==== SOURCE INFORMATION

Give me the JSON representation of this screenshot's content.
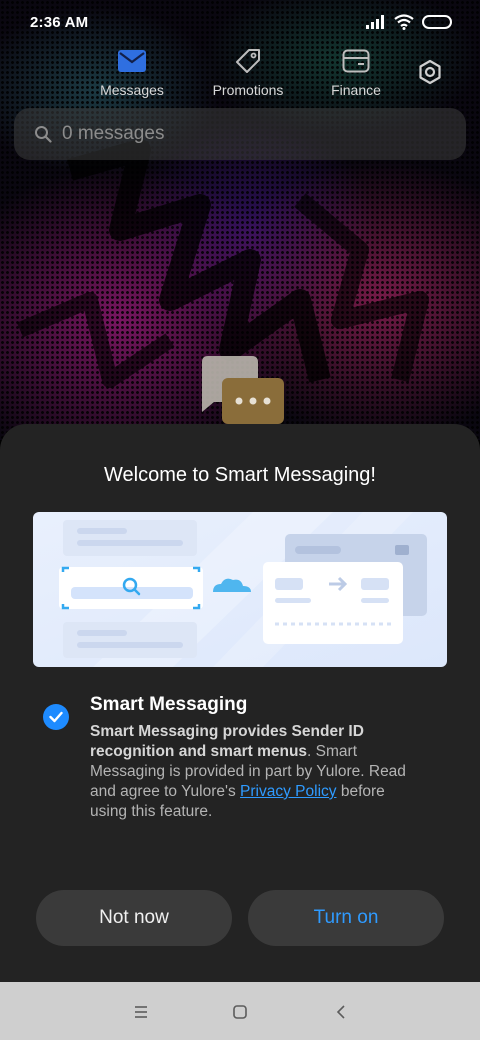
{
  "status_bar": {
    "time": "2:36 AM"
  },
  "tabs": [
    {
      "label": "Messages",
      "icon": "envelope-icon",
      "active": true
    },
    {
      "label": "Promotions",
      "icon": "tag-icon",
      "active": false
    },
    {
      "label": "Finance",
      "icon": "card-icon",
      "active": false
    }
  ],
  "settings": {
    "icon": "gear-icon"
  },
  "search": {
    "placeholder": "0 messages",
    "icon": "search-icon"
  },
  "dialog": {
    "title": "Welcome to Smart Messaging!",
    "option": {
      "checked": true,
      "title": "Smart Messaging",
      "desc_bold": "Smart Messaging provides Sender ID recognition and smart menus",
      "desc_part1": ". Smart Messaging is provided in part by Yulore. Read and agree to Yulore's ",
      "link": "Privacy Policy",
      "desc_part2": " before using this feature."
    },
    "buttons": {
      "not_now": "Not now",
      "turn_on": "Turn on"
    }
  },
  "colors": {
    "accent": "#1e8bff",
    "sheet": "#232323",
    "button_bg": "#3a3a3a"
  }
}
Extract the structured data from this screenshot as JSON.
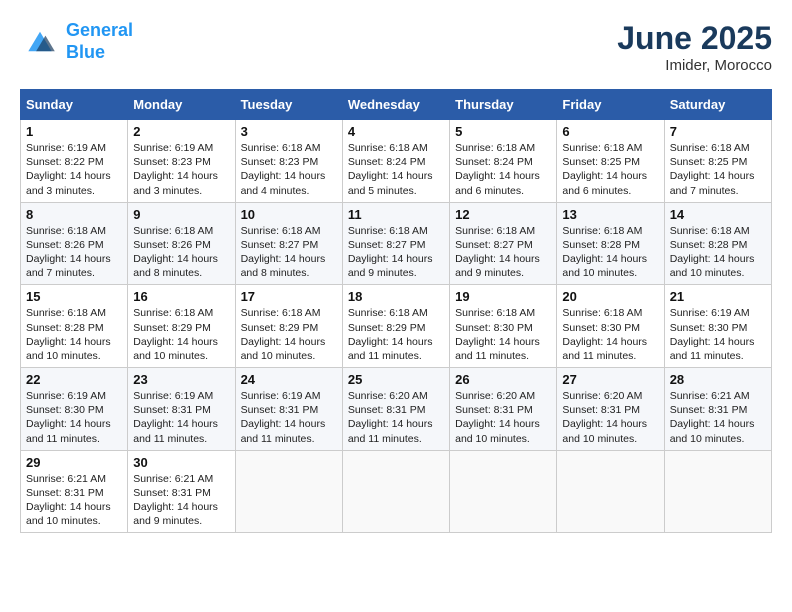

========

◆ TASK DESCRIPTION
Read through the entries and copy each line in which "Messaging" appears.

◆ THE COMPLETED TASK
    "title": "Welcome to Smart Messaging!",
      "title": "Smart Messaging",
      "desc_bold": "Smart Messaging provides Sender ID recognition and smart menus",
      "desc_part1": ". Smart Messaging is provided in part by Yulore. Read and agree to Yulore's ",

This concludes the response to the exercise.